Published on July 5th, 2017 | by Guest0
4 Tech Developments Changing the Internet
Technology is given voice by the Internet. Before the web, mobile devices, ubiquitous photography and video and on-demand entertainment, new technology had a much slower road to adoption. It had to be understood, studied, experimented with and used to produce something of value before most people would pay attention and even then, fans had to seek out information in newspapers, magazines and very occasionally on television.
The Internet brought jazz to the symphony. Now, new technology likely has at least one or two offshoots before more than a scarce few discover it. If the Internet has changed technology, then it stands to reason the Internet is being changed by technology as well. Here are some notable examples.
Voice to Text
One of the first epic clashes in the personal computer era took place between Xerox, Apple and Microsoft. The shared goal of these three companies was to replace the command-line interface for personal computers with a graphical interface. This moved the PC world from text operating systems to “desktop” systems.
Now, with the advent of mobile devices and client-server voice interfaces, the computer industry is moving back in the direction of the command line. Except now, users are issuing directives by speaking instead of typing.
The possibilities for such an interface are intriguing, especially if developers can harness the expressive power of the command line and make it available to users in an intuitive fashion. It is already possible to perform basic searches and do simple ecommerce shopping with mobile device voice interfaces. The real test will be to see if it is possible to do complex multi-layered tasks using the spoken word.

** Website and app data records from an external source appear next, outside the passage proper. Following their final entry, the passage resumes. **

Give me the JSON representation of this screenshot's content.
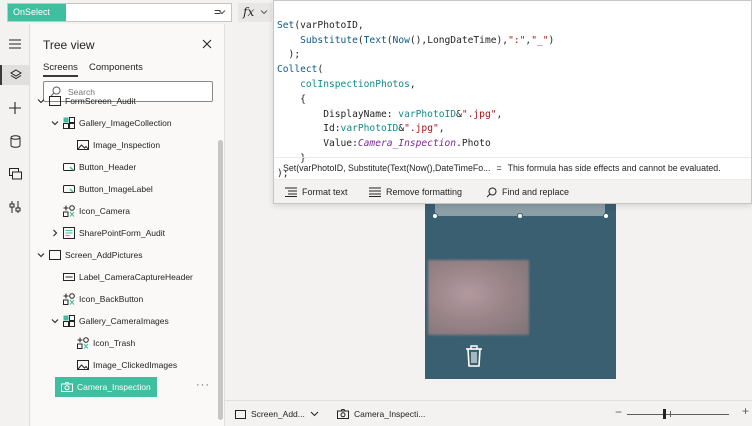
{
  "formula_bar": {
    "property": "OnSelect",
    "equals": "=",
    "fx": "fx"
  },
  "tree": {
    "title": "Tree view",
    "tabs": [
      "Screens",
      "Components"
    ],
    "search_placeholder": "Search",
    "items": [
      {
        "label": "FormScreen_Audit",
        "icon": "screen-icon",
        "expanded": true
      },
      {
        "label": "Gallery_ImageCollection",
        "icon": "gallery-icon",
        "expanded": true
      },
      {
        "label": "Image_Inspection",
        "icon": "image-icon"
      },
      {
        "label": "Button_Header",
        "icon": "button-icon"
      },
      {
        "label": "Button_ImageLabel",
        "icon": "button-icon"
      },
      {
        "label": "Icon_Camera",
        "icon": "icon-control-icon"
      },
      {
        "label": "SharePointForm_Audit",
        "icon": "form-icon",
        "expanded": false
      },
      {
        "label": "Screen_AddPictures",
        "icon": "screen-icon",
        "expanded": true
      },
      {
        "label": "Label_CameraCaptureHeader",
        "icon": "label-icon"
      },
      {
        "label": "Icon_BackButton",
        "icon": "icon-control-icon"
      },
      {
        "label": "Gallery_CameraImages",
        "icon": "gallery-icon",
        "expanded": true
      },
      {
        "label": "Icon_Trash",
        "icon": "icon-control-icon"
      },
      {
        "label": "Image_ClickedImages",
        "icon": "image-icon"
      },
      {
        "label": "Camera_Inspection",
        "icon": "camera-icon",
        "selected": true
      }
    ],
    "ellipsis": "···"
  },
  "editor": {
    "code_lines": [
      "Set(varPhotoID,",
      "    Substitute(Text(Now(),LongDateTime),\":\",\"_\")",
      "  );",
      "Collect(",
      "    colInspectionPhotos,",
      "    {",
      "        DisplayName: varPhotoID&\".jpg\",",
      "        Id:varPhotoID&\".jpg\",",
      "        Value:Camera_Inspection.Photo",
      "    }",
      ");"
    ],
    "result_formula": "Set(varPhotoID, Substitute(Text(Now(),DateTimeFo...",
    "result_equals": "=",
    "result_message": "This formula has side effects and cannot be evaluated.",
    "tools": [
      "Format text",
      "Remove formatting",
      "Find and replace"
    ]
  },
  "bottom": {
    "screen_crumb": "Screen_Add...",
    "control_crumb": "Camera_Inspecti...",
    "zoom_minus": "−",
    "zoom_plus": "+"
  },
  "colors": {
    "accent": "#3fbf9f",
    "screen_bg": "#3a5f71"
  }
}
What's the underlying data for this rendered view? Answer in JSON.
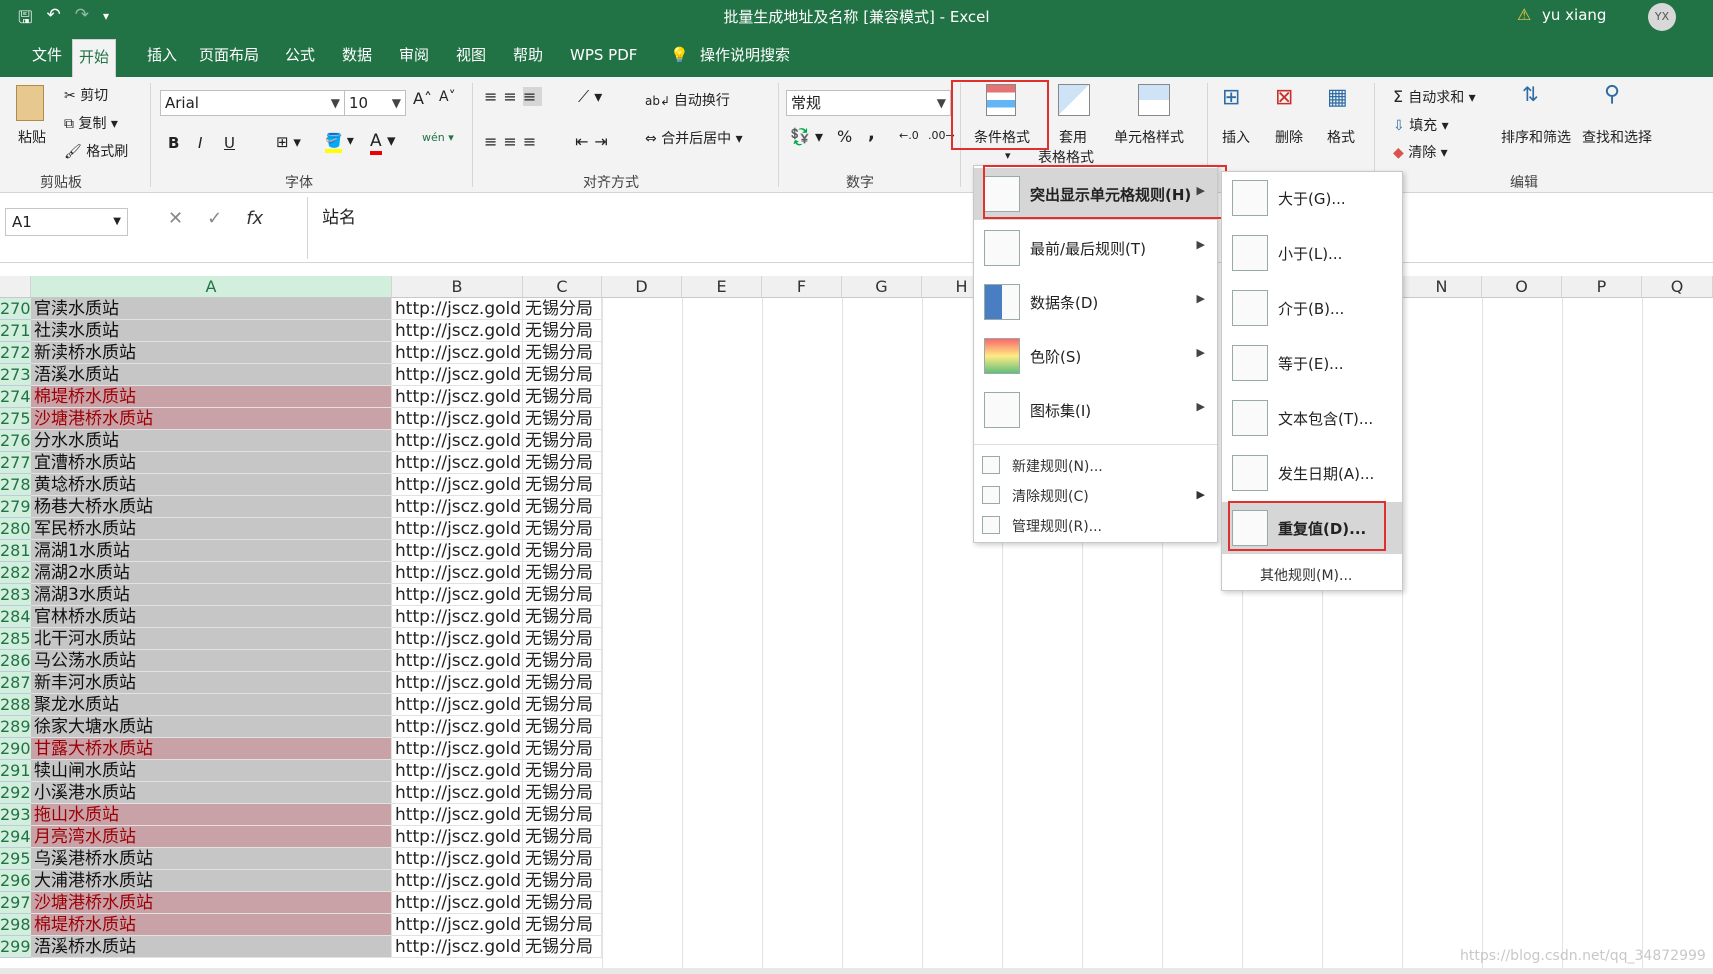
{
  "titlebar": {
    "title": "批量生成地址及名称  [兼容模式]  -  Excel",
    "user": "yu xiang",
    "avatar": "YX"
  },
  "tabs": [
    "文件",
    "开始",
    "插入",
    "页面布局",
    "公式",
    "数据",
    "审阅",
    "视图",
    "帮助",
    "WPS PDF",
    "操作说明搜索"
  ],
  "ribbon": {
    "clipboard": {
      "paste": "粘贴",
      "cut": "剪切",
      "copy": "复制",
      "format_painter": "格式刷",
      "group": "剪贴板"
    },
    "font": {
      "name": "Arial",
      "size": "10",
      "group": "字体",
      "bold": "B",
      "italic": "I",
      "underline": "U",
      "grow": "A",
      "shrink": "A",
      "wen": "wén"
    },
    "alignment": {
      "wrap": "自动换行",
      "merge": "合并后居中",
      "group": "对齐方式"
    },
    "number": {
      "format": "常规",
      "percent": "%",
      "comma": ",",
      "group": "数字"
    },
    "styles": {
      "conditional": "条件格式",
      "table_1": "套用",
      "table_2": "表格格式",
      "cell_styles": "单元格样式"
    },
    "cells": {
      "insert": "插入",
      "delete": "删除",
      "format": "格式"
    },
    "editing": {
      "autosum": "自动求和",
      "fill": "填充",
      "clear": "清除",
      "sort": "排序和筛选",
      "find": "查找和选择",
      "group": "编辑"
    }
  },
  "formula_bar": {
    "name_box": "A1",
    "fx": "fx",
    "content": "站名"
  },
  "columns": [
    "A",
    "B",
    "C",
    "D",
    "E",
    "F",
    "G",
    "H",
    "N",
    "O",
    "P",
    "Q"
  ],
  "rows": [
    {
      "n": "270",
      "a": "官渎水质站",
      "dup": false
    },
    {
      "n": "271",
      "a": "社渎水质站",
      "dup": false
    },
    {
      "n": "272",
      "a": "新渎桥水质站",
      "dup": false
    },
    {
      "n": "273",
      "a": "浯溪水质站",
      "dup": false
    },
    {
      "n": "274",
      "a": "棉堤桥水质站",
      "dup": true
    },
    {
      "n": "275",
      "a": "沙塘港桥水质站",
      "dup": true
    },
    {
      "n": "276",
      "a": "分水水质站",
      "dup": false
    },
    {
      "n": "277",
      "a": "宜漕桥水质站",
      "dup": false
    },
    {
      "n": "278",
      "a": "黄埝桥水质站",
      "dup": false
    },
    {
      "n": "279",
      "a": "杨巷大桥水质站",
      "dup": false
    },
    {
      "n": "280",
      "a": "军民桥水质站",
      "dup": false
    },
    {
      "n": "281",
      "a": "滆湖1水质站",
      "dup": false
    },
    {
      "n": "282",
      "a": "滆湖2水质站",
      "dup": false
    },
    {
      "n": "283",
      "a": "滆湖3水质站",
      "dup": false
    },
    {
      "n": "284",
      "a": "官林桥水质站",
      "dup": false
    },
    {
      "n": "285",
      "a": "北干河水质站",
      "dup": false
    },
    {
      "n": "286",
      "a": "马公荡水质站",
      "dup": false
    },
    {
      "n": "287",
      "a": "新丰河水质站",
      "dup": false
    },
    {
      "n": "288",
      "a": "聚龙水质站",
      "dup": false
    },
    {
      "n": "289",
      "a": "徐家大塘水质站",
      "dup": false
    },
    {
      "n": "290",
      "a": "甘露大桥水质站",
      "dup": true
    },
    {
      "n": "291",
      "a": "犊山闸水质站",
      "dup": false
    },
    {
      "n": "292",
      "a": "小溪港水质站",
      "dup": false
    },
    {
      "n": "293",
      "a": "拖山水质站",
      "dup": true
    },
    {
      "n": "294",
      "a": "月亮湾水质站",
      "dup": true
    },
    {
      "n": "295",
      "a": "乌溪港桥水质站",
      "dup": false
    },
    {
      "n": "296",
      "a": "大浦港桥水质站",
      "dup": false
    },
    {
      "n": "297",
      "a": "沙塘港桥水质站",
      "dup": true
    },
    {
      "n": "298",
      "a": "棉堤桥水质站",
      "dup": true
    },
    {
      "n": "299",
      "a": "浯溪桥水质站",
      "dup": false
    }
  ],
  "cell_b": "http://jscz.goldenw",
  "cell_c": "无锡分局",
  "menu": {
    "highlight_rules": "突出显示单元格规则(H)",
    "top_bottom": "最前/最后规则(T)",
    "data_bars": "数据条(D)",
    "color_scales": "色阶(S)",
    "icon_sets": "图标集(I)",
    "new_rule": "新建规则(N)...",
    "clear_rules": "清除规则(C)",
    "manage_rules": "管理规则(R)..."
  },
  "submenu": {
    "greater": "大于(G)...",
    "less": "小于(L)...",
    "between": "介于(B)...",
    "equal": "等于(E)...",
    "text_contains": "文本包含(T)...",
    "date": "发生日期(A)...",
    "duplicate": "重复值(D)...",
    "more": "其他规则(M)..."
  },
  "watermark": "https://blog.csdn.net/qq_34872999"
}
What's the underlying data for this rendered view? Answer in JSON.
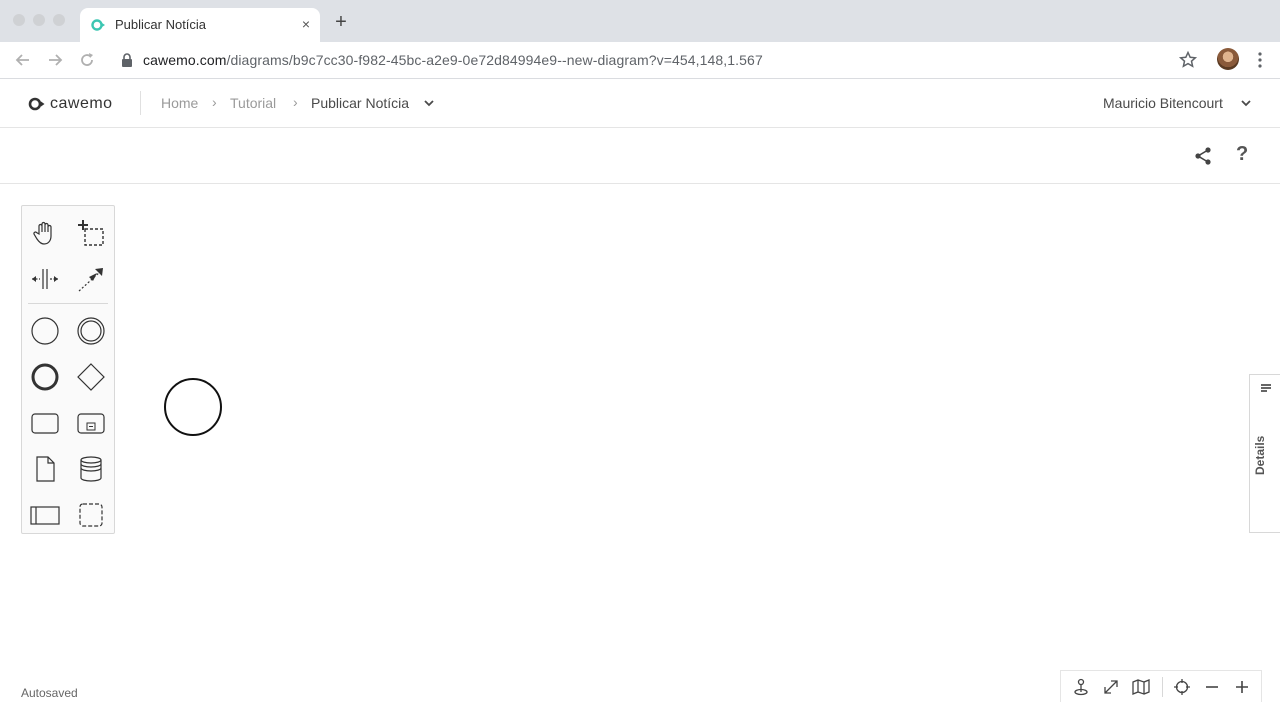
{
  "browser": {
    "tab_title": "Publicar Notícia",
    "tab_close": "×",
    "new_tab": "+",
    "url_host": "cawemo.com",
    "url_path": "/diagrams/b9c7cc30-f982-45bc-a2e9-0e72d84994e9--new-diagram?v=454,148,1.567"
  },
  "header": {
    "logo_text": "cawemo",
    "breadcrumbs": [
      "Home",
      "Tutorial",
      "Publicar Notícia"
    ],
    "crumb_separator": "›",
    "user_name": "Mauricio Bitencourt"
  },
  "toolbar": {
    "help": "?"
  },
  "details": {
    "label": "Details"
  },
  "status": {
    "autosaved": "Autosaved"
  },
  "palette": {
    "tools": [
      "hand-tool",
      "lasso-tool",
      "space-tool",
      "global-connect-tool",
      "start-event",
      "intermediate-event",
      "end-event",
      "gateway",
      "task",
      "subprocess",
      "data-object",
      "data-store",
      "pool",
      "group"
    ]
  },
  "colors": {
    "accent": "#3cc6b2",
    "chrome_bg": "#dee1e6"
  }
}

The hobbyist drone market has already given the technology world a preview of what things will look like when the average electronic device has a connection to the web. Beyond simple control, some of these devices will allow their users to perform tasks that would otherwise be impossible. Security is one area where there are already myriad practical applications for a “network of devices.”
For instance, if a set of surveillance cameras were able to operate in a synchronized fashion, they might be able to pick out details and obtain much better imagery than if they simply followed a set of pre-programmed instructions. This kind of harmonious operation is only possible if the firmware and software controlling the system is able to communicate in a decentralized fashion.
Not long ago, a group of developers created a “view the night sky” application for the Linux operating system which allowed computer users to catalog and study constellations, planetary movement and cosmic phenomena. Using this kind of application as a foundation, it wasn’t long before a network-operated series of cameras, observatories, VSAT facilities, weather reporting stations and astronomy clubs linked up across the Internet and began to compile a continuous stream of measurements and data.
Because the Internet allows signals to reach from one side of the planet to the other in near real-time, it is possible for a properly arranged series of observation stations to build hyper-accurate maps of both the solar system and distant stars. This kind of information is crucial to the fields of astronomy, physics and aerospace and has influenced the electronics used to communicate online.
The ability to tap or click an icon and start watching nearly any movie or television show ever made is forcing Internet service providers to find ways to reduce the load on network infrastructure. This is taking place rapidly on many content management platforms with advanced caching and plugins, and on mobile devices with responsive site architectures.
Faster networks are always more valuable in the long run. The good news is this technology is often exponential in effect, which will create positive feedback cycles.
Technology and the Internet reinforce each other. In fact, one is a natural result of the other. It stands to reason both will continue to advance.